Analysis Of The Cathedral By Raymond Carver
In the story of the “Cathedral” by Raymond Carver, there were three elements that were important to the story .The three elements that were important to this story were the point of view, the plot and the theme. The point view was important because it evaluated deep into the character of the narrator in the story. The plot was another way for the narrator to express his thought and attitude toward other main characters, while the theme was the third element that has common and simple messages that a reader can found, such as in any other story.
The first element of this story was the point of view. The story of the Cathedral was told by the man who had a wife, and that she had a close relationship with the blind …show more content…

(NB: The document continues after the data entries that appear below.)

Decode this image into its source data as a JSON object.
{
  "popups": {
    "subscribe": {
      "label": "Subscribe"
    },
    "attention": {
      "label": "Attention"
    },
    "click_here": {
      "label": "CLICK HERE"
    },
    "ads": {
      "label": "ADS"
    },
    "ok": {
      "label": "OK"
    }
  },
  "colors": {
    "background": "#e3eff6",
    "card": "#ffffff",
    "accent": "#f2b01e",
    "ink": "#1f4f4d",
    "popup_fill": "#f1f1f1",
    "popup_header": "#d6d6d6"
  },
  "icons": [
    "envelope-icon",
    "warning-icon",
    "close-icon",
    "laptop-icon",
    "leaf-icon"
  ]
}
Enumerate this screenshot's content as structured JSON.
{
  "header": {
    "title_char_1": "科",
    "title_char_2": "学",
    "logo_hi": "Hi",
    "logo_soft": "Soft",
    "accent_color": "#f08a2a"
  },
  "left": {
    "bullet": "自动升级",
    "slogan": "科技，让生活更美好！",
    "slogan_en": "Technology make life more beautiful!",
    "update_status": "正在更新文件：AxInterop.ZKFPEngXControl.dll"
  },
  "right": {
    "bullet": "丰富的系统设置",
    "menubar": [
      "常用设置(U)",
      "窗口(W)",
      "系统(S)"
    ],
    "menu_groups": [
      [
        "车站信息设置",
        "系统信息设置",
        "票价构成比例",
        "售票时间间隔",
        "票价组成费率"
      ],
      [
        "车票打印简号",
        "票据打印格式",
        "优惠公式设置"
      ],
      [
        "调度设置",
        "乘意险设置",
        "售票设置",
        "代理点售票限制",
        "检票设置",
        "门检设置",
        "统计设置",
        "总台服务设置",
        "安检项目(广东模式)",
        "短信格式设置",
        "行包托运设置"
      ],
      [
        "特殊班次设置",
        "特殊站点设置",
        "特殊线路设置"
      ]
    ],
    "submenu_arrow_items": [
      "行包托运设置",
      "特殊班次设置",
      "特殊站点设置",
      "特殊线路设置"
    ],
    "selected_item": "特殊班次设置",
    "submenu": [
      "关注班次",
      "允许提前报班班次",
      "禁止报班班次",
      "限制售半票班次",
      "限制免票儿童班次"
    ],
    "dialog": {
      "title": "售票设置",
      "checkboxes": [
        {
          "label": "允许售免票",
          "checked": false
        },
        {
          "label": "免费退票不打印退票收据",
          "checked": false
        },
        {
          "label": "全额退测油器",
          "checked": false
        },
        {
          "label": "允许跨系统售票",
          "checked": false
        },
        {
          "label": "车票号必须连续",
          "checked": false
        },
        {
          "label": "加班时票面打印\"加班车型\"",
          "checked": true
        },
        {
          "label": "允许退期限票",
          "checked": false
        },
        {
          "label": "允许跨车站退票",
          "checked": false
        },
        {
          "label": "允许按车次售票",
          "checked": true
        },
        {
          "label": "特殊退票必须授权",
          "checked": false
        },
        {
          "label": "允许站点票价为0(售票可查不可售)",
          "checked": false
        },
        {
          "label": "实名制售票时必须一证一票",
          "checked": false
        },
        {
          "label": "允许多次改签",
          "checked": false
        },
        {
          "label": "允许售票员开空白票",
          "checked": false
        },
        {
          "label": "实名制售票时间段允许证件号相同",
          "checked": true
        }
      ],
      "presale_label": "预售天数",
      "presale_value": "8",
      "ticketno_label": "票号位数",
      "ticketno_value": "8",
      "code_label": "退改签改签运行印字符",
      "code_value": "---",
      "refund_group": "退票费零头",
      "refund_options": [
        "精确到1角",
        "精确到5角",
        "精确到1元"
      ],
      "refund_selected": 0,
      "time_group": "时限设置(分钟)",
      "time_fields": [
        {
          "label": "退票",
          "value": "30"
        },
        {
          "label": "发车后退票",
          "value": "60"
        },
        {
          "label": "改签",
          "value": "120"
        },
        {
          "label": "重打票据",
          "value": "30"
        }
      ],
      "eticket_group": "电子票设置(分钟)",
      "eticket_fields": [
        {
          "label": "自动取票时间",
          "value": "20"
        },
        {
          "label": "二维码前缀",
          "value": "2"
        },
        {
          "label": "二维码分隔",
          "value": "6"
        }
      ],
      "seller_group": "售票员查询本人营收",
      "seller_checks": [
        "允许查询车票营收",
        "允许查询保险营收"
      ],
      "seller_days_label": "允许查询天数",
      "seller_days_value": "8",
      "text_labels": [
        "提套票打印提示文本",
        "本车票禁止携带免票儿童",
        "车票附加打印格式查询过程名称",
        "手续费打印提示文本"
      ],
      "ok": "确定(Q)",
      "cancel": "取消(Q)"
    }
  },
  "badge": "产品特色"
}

There were several themes that were found in the story. The theme was the third element that was important to this particular story, because such as any other story, there were several common and simple messages that a reader can found. One of the theme of the story was about open-mindedness. It was clear that in the beginning of the story, the narrator was a close-minded person. However, towards the end, he became an open-minded person, when Robert asked him to draw a cathedral. In the beginning of the story, he saw the world with his own eyes. He only saw the things that surrounded him. He said that “my idea of blindness come from the movie. In the movie, the blind move slowly and never laugh (Carver, 494)”. He did not understand the way that the blind man could live without sight. However, at the end of the story, when Robert asked him to close his eyes while he drew a cathedral, and the narrator keep his eyes close a little bit longer, He said that “it’s really something (Carver, 504)”. Although the story did not tell if he became an open-minded person from that moment on, the reader could tell that he was experiencing something that he never experiencing before, and that somehow it has changed his perspective. The theme of the story could also be about to think before one’s self. It was evident in the story, when the husband said that “I don’t have any blind friends (Carver, 494)”, without thinking that to invite Robert to his house, would meant something to Robert, since it will comfort him, especially after his wife death. This message was clear, especially when his wife became furious at him, and said that “don’t you understand that? The man’s lost his wife! (Carver, 496)” Loneliness was another theme that was found in the story, and this was found when the narrator felt left out. He realized that only his wife and Robert do much of the talking, and he knew that somehow he should join in, as he said that “I